A Tlicho mother of four children says the system is stacked against her family after the territorial government failed to implement important amendments after one of her children showed signs of abuse while in the care of the Northwest Territories department of Child and Family Services.
The mother, who can’t be named because her children are in the care of the state, says she’s been battling the agency ever since moving from the remote community of Wekweeti to Yellowknife.
“To have our children have better education level, more activities,” said the mother. “But we struggled in our relationship so after my daughter was born we had our ups and downs. We both started relapsing and our children got apprehended in January 2022.
“It came as a complete shock to me because they didn’t inform me that they were going to apprehend my child.”
The mother and her husband started the year with four children in care – gone to an unfamiliar home with guardians they had never met.
“At the time they didn’t even ask ‘is there a place you would like to put them in the family placement home,’” she said.

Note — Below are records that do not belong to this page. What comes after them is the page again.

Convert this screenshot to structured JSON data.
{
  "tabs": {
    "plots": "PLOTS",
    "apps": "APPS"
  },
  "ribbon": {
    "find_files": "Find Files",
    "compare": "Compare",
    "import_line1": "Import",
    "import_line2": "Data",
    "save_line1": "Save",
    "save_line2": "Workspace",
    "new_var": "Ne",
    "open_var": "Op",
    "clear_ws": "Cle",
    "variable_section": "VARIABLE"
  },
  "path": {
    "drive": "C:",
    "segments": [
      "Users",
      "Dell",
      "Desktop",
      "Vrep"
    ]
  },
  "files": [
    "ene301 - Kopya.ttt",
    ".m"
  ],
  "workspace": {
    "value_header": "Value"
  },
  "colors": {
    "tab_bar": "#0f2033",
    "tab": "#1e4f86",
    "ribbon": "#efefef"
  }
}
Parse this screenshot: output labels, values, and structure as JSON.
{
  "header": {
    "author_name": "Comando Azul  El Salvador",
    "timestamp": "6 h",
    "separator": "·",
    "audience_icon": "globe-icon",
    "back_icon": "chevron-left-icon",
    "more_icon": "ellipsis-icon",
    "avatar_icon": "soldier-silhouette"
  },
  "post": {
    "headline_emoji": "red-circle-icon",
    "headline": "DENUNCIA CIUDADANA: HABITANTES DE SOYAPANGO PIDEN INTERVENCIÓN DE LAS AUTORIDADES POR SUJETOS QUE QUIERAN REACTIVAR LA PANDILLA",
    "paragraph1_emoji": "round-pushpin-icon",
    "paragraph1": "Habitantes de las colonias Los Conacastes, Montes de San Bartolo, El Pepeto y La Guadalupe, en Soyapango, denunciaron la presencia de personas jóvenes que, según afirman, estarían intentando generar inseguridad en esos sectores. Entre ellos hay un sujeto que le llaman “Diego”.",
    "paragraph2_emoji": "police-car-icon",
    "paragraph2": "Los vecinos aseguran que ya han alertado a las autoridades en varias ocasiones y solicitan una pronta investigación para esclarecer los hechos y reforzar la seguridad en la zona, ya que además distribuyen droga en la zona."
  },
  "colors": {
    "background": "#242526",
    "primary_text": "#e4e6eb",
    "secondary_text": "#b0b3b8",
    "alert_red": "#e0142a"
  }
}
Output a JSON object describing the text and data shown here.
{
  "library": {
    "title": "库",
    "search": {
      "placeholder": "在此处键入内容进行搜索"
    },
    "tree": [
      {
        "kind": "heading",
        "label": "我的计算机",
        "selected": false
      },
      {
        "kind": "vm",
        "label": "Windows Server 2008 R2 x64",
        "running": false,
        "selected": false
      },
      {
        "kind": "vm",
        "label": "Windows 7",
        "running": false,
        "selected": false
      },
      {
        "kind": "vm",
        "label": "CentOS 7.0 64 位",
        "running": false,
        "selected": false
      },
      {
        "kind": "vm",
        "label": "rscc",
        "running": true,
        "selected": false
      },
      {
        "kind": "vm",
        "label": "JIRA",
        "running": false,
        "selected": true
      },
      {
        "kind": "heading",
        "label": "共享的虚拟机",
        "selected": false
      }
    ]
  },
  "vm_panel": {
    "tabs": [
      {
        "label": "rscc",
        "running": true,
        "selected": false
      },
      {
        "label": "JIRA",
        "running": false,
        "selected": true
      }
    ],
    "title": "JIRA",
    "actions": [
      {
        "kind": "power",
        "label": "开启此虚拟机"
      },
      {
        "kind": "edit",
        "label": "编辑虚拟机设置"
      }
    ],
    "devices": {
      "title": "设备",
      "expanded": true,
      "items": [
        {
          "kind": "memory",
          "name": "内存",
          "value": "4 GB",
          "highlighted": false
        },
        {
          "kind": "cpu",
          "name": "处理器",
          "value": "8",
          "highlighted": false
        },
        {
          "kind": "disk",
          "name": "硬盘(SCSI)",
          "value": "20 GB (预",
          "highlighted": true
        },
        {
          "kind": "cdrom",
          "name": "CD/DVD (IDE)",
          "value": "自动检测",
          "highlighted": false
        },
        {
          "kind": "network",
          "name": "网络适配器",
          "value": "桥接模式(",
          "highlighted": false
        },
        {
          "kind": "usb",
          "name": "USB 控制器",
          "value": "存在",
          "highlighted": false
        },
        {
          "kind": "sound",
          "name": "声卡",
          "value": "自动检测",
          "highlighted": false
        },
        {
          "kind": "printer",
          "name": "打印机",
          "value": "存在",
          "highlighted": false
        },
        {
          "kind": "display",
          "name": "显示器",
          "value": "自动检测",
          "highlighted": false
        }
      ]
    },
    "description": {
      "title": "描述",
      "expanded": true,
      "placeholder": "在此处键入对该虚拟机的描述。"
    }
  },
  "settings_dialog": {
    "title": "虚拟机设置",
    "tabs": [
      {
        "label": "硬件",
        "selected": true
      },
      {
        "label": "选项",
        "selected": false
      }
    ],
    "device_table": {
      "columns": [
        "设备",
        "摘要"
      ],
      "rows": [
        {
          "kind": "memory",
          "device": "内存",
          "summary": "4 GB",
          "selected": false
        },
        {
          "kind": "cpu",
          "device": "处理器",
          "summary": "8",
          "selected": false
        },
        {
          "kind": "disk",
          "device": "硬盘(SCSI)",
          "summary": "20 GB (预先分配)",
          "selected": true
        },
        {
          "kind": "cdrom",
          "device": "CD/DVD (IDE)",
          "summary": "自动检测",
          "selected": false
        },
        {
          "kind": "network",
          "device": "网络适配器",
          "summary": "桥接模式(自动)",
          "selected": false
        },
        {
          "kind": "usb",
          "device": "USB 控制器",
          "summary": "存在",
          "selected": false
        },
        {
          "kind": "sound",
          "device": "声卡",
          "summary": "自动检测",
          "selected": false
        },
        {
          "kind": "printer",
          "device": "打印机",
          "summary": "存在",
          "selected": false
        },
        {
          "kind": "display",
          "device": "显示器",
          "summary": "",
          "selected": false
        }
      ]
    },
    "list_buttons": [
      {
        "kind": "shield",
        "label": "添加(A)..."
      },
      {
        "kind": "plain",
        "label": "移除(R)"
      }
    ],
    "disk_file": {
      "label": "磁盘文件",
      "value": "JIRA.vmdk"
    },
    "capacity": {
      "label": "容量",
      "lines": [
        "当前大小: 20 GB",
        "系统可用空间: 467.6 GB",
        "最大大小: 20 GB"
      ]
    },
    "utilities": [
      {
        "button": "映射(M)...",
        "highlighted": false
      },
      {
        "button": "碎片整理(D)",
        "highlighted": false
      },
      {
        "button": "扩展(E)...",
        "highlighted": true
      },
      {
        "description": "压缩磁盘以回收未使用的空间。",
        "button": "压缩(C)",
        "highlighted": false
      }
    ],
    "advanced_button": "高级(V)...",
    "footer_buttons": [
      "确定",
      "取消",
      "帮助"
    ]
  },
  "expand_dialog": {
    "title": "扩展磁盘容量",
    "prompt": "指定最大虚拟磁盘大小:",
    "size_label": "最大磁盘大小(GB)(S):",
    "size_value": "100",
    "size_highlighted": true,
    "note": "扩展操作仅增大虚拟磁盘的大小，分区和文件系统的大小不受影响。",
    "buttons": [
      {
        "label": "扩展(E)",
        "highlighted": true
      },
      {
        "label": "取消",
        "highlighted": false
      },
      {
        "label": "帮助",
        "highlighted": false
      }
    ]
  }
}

While the mother admits to having these “ups and downs,” she said she never expected that her children could be at risk of mistreatment while in foster care.
She told APTN News that she’s brought her toddler to the hospital twice after discovering bruises on him after being in care.
A doctor’s note dated February 2022 stated that the bruises should be investigated and “were concerning to the parents.”
The mother said the child and family services conduct their own investigations.
“When they did their own investigation, they said ‘the foster parent said it’s from falling off a bed,’” she said. “He had bruises in his ears, bruises above his private part, bruises on his legs, a lot of multiple bruises.
Both parents speak their traditional language and struggle with English – especially when it comes to the legal system.
“It’s stressful when you don’t understand the system. There are some words they say and we don’t understand. There’s no advocate,” she said.
“The way the advocate would explain to someone who doesn’t understand.”
In the Northwest Territories, 98 per cent of the young people in care are Indigenous.
The territorial government says over-representation is due to a history of colonization.
But this past spring, the territorial government laid out a proposed amendment to the Child and Family Services Act.
It outlines that supports like counselling and parenting programs should be prioritized over apprehension as long as it’s in the child’s best interest.
The amendments include allowing parents to give a list of placements for their children.
For weeks, APTN has repeatedly asked the government for an interview about the amendments but has been denied.
After initially agreeing to an interview, they declined and sent an emailed statement instead.
In an email, the government said a committee is looking at the amendments and a formal response will be tabled in the upcoming session of the legislative assembly.
The mother’s eldest daughter, who also can’t be named because she is in care of the state, said she also wants change so she can be with family.
“I like it when I see them because we eat breakfast and we play, we go outside, we take walks and go to the park,” she said.
For the mother, she feels it’s her word against the system – and the system wins every time.
“I love my children and I want them home but because of the system and what I was told was that a judge would not believe me,” she said. “Because they have an affidavit and a commissioner of oath to sign this affidavit that whatever they say is true.
“I have no commissioner of oath, I have no affidavit. All I have is emails and photos that I keep track of, texts, I document everything I screenshot everything.”